Another program is run by the National Society of Black Engineers. Every year, the group brings 300 students to the Summer Engineering Experience for Kids (SEEK) camp. It is offered for free in cities across the country and is intended for students in grades three to eight. Each camp is intended to expose African-American students to STEM projects and prepare them for STEM careers. It provides students with mentors and design competitions.

STEM Access

To help minorities achieve, there is an Advanced Placement STEM Access program. This STEM program was offered through a partnership between Google, College Board and With the help of a $5 million grant, AP STEM Access is intended to bring AP science and math courses to 800 schools throughout the United States. Each new class that starts this fall will run for three years.

The next program that is focused on science, engineering, technology and math goes by the acronym of MESA (Mathematics, Engineering, Science Achievement) which was started in 1970. Through a mix of courses, competitions and mentoring programs, it seeks to bring STEM subjects to economically disadvantaged students. It works with elementary schools, middle schools, high schools and colleges to give students the help they need. They work with educators to create MESA Day Academies and SAT preparation programs. The MESA organization also offers professional development workshops for students who choose to study mathematics, engineering and science.

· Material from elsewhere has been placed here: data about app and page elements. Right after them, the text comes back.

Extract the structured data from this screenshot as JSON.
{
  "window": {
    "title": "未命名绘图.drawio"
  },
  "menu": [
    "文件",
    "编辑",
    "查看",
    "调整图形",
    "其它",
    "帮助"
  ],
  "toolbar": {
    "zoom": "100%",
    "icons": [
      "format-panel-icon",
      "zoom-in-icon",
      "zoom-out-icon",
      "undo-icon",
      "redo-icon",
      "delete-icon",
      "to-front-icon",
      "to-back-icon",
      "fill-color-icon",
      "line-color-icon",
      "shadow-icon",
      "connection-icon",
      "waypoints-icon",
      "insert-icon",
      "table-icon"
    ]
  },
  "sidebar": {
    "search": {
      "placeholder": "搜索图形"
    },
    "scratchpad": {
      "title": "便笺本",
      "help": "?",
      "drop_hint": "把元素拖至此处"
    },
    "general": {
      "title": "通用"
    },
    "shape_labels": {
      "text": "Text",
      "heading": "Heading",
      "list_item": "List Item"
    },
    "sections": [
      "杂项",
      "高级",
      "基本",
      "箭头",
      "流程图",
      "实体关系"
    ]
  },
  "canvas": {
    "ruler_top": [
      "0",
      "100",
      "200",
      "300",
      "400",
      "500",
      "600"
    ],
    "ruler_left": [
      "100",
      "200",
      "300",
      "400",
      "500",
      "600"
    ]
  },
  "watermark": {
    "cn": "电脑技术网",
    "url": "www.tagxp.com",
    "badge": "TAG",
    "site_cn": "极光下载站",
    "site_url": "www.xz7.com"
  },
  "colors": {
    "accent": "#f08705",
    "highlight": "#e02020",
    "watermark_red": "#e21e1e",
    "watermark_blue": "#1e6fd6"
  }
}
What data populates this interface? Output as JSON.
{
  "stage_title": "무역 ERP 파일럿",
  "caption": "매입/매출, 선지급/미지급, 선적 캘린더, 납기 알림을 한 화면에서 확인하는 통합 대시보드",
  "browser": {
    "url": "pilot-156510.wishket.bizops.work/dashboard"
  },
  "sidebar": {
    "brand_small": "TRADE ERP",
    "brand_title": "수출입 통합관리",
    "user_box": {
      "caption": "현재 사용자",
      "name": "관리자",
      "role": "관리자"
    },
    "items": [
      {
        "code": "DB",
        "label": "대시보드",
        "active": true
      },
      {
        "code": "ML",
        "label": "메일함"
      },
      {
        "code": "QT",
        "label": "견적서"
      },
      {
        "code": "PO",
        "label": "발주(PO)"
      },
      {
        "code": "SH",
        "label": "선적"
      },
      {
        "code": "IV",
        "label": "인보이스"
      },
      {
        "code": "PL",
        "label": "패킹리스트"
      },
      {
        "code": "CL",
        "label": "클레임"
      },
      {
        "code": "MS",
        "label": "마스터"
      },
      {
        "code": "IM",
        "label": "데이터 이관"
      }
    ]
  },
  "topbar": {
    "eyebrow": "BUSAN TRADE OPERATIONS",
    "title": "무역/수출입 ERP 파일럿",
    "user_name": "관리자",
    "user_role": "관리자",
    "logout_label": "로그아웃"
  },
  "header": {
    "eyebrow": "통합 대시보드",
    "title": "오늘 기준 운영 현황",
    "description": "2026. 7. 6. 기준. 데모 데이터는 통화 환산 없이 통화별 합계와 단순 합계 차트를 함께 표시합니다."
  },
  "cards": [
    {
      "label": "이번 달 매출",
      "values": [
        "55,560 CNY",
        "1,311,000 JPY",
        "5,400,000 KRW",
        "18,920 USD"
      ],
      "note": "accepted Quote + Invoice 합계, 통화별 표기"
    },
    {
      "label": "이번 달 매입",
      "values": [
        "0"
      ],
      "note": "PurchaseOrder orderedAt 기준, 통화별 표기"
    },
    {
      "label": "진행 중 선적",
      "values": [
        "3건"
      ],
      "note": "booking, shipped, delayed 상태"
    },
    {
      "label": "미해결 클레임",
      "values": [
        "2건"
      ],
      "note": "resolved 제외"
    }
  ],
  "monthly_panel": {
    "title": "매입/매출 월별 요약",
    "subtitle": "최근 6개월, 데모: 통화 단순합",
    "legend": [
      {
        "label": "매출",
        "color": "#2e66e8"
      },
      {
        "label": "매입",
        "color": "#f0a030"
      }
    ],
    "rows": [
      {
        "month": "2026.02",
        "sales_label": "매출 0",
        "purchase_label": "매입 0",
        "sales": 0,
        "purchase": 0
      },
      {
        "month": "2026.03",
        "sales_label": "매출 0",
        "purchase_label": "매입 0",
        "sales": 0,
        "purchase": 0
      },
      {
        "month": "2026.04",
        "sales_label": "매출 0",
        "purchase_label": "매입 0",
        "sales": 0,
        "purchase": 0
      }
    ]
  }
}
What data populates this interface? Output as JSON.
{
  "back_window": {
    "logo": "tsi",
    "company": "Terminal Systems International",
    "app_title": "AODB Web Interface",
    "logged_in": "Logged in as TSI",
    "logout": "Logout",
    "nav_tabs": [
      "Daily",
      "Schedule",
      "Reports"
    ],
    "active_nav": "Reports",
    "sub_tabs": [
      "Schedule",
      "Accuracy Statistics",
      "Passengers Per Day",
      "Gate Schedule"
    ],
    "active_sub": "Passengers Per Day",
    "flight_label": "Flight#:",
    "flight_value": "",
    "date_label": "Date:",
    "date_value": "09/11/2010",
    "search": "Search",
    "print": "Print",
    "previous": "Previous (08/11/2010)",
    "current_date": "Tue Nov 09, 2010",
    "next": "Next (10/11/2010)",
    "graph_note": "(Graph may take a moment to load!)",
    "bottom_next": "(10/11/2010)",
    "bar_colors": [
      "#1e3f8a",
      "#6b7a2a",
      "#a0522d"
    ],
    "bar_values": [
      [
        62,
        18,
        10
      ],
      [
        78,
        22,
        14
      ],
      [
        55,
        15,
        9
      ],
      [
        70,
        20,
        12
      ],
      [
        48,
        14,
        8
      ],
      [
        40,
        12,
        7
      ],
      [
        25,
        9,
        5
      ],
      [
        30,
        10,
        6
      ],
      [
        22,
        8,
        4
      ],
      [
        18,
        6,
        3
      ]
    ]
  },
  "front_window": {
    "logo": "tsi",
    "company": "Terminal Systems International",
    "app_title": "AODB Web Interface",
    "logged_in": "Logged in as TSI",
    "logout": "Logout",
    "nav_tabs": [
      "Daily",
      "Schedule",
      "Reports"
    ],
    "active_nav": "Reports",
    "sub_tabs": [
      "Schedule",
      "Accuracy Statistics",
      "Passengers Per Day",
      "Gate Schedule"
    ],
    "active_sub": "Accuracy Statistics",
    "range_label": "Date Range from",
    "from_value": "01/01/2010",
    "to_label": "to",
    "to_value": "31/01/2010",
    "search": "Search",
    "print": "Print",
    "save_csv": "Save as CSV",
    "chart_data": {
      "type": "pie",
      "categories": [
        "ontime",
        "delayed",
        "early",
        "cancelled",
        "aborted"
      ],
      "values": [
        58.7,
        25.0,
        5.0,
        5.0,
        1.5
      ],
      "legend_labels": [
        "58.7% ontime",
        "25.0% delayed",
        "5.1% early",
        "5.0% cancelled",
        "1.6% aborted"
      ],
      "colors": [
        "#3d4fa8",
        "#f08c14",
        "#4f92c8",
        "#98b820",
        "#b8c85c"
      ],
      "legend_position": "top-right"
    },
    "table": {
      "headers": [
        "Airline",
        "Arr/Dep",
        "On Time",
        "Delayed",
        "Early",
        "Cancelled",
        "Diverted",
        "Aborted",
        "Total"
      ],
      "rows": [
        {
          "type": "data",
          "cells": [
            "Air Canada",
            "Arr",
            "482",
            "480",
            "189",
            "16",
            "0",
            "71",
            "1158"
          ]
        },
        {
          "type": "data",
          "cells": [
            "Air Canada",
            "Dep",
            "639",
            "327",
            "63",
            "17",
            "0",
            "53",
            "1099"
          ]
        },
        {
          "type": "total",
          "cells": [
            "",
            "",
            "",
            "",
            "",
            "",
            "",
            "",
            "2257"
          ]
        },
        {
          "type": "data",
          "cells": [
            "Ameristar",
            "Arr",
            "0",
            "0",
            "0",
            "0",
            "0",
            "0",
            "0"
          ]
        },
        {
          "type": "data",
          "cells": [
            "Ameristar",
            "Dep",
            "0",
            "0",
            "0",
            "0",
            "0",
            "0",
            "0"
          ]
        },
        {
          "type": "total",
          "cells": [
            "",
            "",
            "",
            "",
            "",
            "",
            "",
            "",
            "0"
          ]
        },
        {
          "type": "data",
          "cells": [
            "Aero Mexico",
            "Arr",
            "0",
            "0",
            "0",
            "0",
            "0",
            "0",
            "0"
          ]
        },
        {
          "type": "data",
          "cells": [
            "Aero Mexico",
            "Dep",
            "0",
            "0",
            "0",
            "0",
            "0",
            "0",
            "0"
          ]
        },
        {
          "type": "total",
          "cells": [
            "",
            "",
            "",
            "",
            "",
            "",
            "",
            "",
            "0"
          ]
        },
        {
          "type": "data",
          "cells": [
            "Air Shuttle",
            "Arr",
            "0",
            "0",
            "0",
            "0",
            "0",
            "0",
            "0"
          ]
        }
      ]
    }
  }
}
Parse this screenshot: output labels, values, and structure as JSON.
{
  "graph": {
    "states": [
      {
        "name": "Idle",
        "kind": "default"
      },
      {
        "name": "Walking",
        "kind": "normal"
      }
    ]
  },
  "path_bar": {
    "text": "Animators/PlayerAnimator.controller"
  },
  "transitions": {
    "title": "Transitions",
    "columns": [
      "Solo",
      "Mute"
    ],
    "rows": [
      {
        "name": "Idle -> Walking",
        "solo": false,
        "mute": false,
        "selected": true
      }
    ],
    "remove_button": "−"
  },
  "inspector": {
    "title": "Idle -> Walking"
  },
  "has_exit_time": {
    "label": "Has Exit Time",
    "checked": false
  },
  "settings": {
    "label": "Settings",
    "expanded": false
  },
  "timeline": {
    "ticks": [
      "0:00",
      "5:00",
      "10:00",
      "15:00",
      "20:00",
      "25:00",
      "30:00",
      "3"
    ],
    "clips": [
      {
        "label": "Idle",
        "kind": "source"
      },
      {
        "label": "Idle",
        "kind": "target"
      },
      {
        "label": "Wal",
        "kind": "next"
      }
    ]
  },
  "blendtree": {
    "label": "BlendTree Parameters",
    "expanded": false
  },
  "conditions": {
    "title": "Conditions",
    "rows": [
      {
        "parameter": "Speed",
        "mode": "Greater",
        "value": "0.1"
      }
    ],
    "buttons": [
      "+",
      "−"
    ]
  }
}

Overall, STEM fields are growing at the second-fastest rate of any occupation in the United States. By 2018, the nation is forecasted to have a total of 8.6 million STEM jobs available. If the current trends remain the same, an estimated three million of these jobs will not be filled. Some of the programs through MESA and the new immigration bill will help to close this gap, but more innovation will be needed to create the workforce of the future.